Insurers strike big deals in Hong Kong office market
Firms targeting mainland market see city as stepping stone, says analyst, as insurers fill gap left by other financial institutions
Insurance companies remain active players in the office investment and leasing markets, filling the gap left by a retreat by other major financial institutions.
Among the most recent major deals by an insurer seeking alternative office space was the en-bloc lease of Swire Properties' renovated office building at 8 Queen's Road East in Wan Chai to Europe-based insurance company Assicurazioni Generali.
"We are pleased to confirm that we have leased the whole building at 8 Queen's Road East to Assicurazioni Generali, with naming rights and a tenancy period of 10 years," a Swire spokesman said.
The 19-storey building is nearby another Swire office building, Three Pacific Place.
The developer began renovating 8 Queens Road in the first half of last year after it bought out all the owners.
The renovation is scheduled for completion soon.
The office tower will provide a gross floor area of 67,000 square feet. It is one of two new office projects that Swire is releasing for leasing this year, the other being the former Tai Sang Commercial Building at 28 Hennessy Road.
Assicurazioni Generali is now operating out of offices at Times Square in Causeway Bay.
Property agents said it was moving because it needed more space and also to build its brand in the city.
"The leasing agreement included naming rights, which helps to enhance the image of the company," an agent said.
According to research done by property agency Cushman & Wakefield, 78 per cent of new leasing transactions in Greater Central, which includes Sheung Wan, Central and Admiralty, are for spaces of less than 10,000 sq ft.

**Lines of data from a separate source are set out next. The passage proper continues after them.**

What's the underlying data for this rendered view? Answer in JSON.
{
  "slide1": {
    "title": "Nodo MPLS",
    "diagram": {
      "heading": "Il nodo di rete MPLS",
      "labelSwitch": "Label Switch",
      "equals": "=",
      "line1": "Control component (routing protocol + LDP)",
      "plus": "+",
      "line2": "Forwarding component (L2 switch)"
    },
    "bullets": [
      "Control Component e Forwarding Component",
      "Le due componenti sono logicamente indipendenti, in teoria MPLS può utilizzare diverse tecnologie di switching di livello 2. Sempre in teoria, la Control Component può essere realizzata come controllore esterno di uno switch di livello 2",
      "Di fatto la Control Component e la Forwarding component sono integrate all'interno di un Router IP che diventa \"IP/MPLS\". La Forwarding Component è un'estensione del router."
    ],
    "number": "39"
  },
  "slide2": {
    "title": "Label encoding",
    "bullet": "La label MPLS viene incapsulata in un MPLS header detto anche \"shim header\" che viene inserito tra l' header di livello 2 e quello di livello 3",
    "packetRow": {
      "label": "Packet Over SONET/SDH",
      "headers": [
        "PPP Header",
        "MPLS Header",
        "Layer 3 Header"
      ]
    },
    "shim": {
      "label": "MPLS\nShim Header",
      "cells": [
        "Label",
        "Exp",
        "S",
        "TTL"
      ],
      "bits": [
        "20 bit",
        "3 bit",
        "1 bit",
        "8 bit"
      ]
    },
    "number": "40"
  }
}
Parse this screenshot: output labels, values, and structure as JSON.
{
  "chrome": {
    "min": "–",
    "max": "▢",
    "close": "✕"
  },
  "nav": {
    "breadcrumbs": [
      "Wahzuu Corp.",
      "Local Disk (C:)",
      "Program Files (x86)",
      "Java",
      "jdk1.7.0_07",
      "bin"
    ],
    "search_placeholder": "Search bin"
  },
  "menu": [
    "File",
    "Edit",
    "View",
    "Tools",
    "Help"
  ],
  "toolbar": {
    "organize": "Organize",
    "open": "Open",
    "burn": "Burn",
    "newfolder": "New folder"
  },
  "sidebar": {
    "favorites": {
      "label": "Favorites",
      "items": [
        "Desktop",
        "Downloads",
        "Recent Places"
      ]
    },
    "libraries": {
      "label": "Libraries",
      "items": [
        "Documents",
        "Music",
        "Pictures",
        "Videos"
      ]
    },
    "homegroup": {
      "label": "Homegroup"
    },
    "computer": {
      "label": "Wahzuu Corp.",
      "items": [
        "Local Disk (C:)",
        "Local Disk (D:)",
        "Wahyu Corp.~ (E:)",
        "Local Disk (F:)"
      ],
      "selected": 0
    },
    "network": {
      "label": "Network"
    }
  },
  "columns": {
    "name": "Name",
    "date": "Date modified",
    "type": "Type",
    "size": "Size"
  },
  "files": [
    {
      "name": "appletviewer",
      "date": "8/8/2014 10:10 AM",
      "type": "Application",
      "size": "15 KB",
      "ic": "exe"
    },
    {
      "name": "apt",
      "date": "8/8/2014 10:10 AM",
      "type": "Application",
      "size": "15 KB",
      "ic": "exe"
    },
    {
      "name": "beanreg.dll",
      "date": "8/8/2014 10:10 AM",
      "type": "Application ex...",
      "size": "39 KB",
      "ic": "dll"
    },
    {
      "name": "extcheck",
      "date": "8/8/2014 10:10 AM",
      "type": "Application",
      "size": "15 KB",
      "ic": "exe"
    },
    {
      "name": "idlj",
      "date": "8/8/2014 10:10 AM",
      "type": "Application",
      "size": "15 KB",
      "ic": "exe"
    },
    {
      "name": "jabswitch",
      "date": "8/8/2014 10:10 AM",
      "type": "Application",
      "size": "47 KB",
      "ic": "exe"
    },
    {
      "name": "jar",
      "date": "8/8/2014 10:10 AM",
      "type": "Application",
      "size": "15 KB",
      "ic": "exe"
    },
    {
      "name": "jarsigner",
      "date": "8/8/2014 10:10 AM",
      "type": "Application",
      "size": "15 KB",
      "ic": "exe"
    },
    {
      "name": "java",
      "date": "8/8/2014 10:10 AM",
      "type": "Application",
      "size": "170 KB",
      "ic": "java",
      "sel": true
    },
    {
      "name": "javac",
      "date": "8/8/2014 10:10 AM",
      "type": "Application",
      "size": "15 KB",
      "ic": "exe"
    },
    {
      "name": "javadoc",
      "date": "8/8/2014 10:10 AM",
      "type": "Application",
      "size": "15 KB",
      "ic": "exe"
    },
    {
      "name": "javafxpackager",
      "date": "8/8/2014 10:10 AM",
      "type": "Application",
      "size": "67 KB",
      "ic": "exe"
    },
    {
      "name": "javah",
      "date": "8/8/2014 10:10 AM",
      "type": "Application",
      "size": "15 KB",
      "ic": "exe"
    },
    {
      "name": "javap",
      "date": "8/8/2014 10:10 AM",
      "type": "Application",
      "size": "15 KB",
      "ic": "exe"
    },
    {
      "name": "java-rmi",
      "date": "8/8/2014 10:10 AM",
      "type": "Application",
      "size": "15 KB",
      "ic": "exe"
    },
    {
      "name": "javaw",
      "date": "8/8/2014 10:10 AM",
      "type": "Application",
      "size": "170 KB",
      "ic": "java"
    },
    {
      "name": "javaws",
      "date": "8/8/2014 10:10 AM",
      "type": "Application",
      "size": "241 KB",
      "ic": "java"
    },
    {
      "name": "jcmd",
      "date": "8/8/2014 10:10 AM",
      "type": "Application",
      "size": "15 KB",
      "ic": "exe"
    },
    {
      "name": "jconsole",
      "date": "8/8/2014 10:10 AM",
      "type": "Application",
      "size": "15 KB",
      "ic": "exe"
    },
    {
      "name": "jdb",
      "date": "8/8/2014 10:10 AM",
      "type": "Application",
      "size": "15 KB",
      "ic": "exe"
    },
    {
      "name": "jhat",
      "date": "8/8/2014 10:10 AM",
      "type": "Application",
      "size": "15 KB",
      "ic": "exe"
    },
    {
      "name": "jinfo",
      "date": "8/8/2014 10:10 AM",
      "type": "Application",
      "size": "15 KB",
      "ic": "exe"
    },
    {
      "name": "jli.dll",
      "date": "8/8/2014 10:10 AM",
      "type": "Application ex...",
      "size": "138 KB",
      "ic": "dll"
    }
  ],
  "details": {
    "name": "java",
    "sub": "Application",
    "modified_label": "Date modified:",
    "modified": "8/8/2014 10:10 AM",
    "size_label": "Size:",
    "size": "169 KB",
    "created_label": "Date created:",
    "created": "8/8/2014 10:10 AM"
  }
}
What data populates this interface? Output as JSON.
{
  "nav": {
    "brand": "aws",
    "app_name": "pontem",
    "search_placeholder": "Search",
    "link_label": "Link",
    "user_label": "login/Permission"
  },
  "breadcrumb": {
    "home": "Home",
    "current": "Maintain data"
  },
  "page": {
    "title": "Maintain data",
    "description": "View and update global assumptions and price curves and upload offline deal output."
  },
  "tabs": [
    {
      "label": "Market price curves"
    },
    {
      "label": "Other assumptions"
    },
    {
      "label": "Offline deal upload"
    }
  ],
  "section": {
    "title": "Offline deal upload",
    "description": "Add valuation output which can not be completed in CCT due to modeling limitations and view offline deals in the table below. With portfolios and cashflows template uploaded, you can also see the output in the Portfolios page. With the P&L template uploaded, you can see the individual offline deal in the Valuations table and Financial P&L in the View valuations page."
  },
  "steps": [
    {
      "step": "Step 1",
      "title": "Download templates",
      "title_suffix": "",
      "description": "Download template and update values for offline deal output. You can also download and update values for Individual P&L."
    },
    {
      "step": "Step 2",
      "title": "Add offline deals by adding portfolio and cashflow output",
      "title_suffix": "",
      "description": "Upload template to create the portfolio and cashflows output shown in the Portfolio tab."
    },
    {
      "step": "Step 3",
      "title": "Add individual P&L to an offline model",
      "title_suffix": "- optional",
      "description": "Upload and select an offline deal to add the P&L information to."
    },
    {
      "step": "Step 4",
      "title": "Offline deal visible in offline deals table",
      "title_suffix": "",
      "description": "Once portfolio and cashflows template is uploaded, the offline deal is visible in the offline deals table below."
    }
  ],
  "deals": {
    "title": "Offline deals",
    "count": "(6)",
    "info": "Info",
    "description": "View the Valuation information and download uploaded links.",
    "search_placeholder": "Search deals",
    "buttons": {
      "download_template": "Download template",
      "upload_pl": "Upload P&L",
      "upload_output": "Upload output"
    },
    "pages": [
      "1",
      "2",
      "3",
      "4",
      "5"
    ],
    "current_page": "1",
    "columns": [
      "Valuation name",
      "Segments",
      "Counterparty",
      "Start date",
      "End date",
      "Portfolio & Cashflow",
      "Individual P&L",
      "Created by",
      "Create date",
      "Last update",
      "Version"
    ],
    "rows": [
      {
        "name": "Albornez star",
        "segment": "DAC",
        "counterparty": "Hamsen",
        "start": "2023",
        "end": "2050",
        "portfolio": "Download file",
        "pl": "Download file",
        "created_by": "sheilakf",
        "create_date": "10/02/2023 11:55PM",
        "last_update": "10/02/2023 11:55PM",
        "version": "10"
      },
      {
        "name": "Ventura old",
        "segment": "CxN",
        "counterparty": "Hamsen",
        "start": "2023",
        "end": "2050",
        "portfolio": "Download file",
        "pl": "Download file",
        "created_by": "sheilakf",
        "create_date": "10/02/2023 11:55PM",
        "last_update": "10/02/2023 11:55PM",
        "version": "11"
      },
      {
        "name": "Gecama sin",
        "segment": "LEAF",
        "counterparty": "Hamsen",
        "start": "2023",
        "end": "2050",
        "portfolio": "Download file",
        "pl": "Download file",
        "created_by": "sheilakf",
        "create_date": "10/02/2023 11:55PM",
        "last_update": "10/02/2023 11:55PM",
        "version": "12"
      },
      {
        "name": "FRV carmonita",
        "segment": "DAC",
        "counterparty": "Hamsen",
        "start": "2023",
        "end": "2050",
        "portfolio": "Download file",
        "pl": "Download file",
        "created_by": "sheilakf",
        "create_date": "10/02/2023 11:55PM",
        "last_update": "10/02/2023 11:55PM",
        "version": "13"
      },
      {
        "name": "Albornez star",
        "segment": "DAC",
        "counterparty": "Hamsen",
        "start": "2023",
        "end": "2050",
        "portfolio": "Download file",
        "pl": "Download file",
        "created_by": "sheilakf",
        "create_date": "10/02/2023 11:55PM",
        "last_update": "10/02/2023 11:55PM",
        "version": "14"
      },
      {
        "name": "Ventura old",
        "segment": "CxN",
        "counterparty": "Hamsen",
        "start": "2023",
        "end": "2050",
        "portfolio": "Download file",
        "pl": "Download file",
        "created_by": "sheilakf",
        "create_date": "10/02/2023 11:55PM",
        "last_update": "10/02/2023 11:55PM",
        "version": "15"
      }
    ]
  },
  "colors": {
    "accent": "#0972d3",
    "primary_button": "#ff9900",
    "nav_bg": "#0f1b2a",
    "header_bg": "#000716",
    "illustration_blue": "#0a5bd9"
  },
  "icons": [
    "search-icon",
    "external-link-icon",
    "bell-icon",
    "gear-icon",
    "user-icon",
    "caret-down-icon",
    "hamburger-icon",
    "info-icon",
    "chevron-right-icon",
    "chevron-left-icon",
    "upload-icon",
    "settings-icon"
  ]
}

In the investment market, American International Assurance (AIA) spent HK$2.4 billion to buy the whole of Hang Lung Properties' Stanhope House in Quarry Bay on October 18.
The building has a floor area of 299,615 square feet and AIA bought the building as an investment as well as to provide its own office space.
"Insurers are targeting the mainland market and Hong Kong can act as a stepping stone to enter that market," said Kenny Kwok, an assistant sales director at Midland IC&I.
"The current share of the mainland market for foreign insurance companies is less than 10 per cent."
Gary Fok, a senior director in the commercial department at Cushman & Wakefield, said demand for office leases from banks and other financial institutions remained weak, meaning the demand for office space is mainly from other industries.
"With the exception of some prime building premises, the Greater Central area saw moderate demand for office space and new lease activity has been stable," Fok said.
"We expect occupiers to continue to seek out solutions to meet their requirements, especially among grade-A buildings, where landlords are willing to entertain offers below HK$90 to HK$100 per square foot."
But with demand for office space from most financial institutions on the wane, large whole-floor spaces in prime buildings, notably those priced above the HK$100 per square foot threshold, were not likely to see major improvement in demand in the short term, Fok said.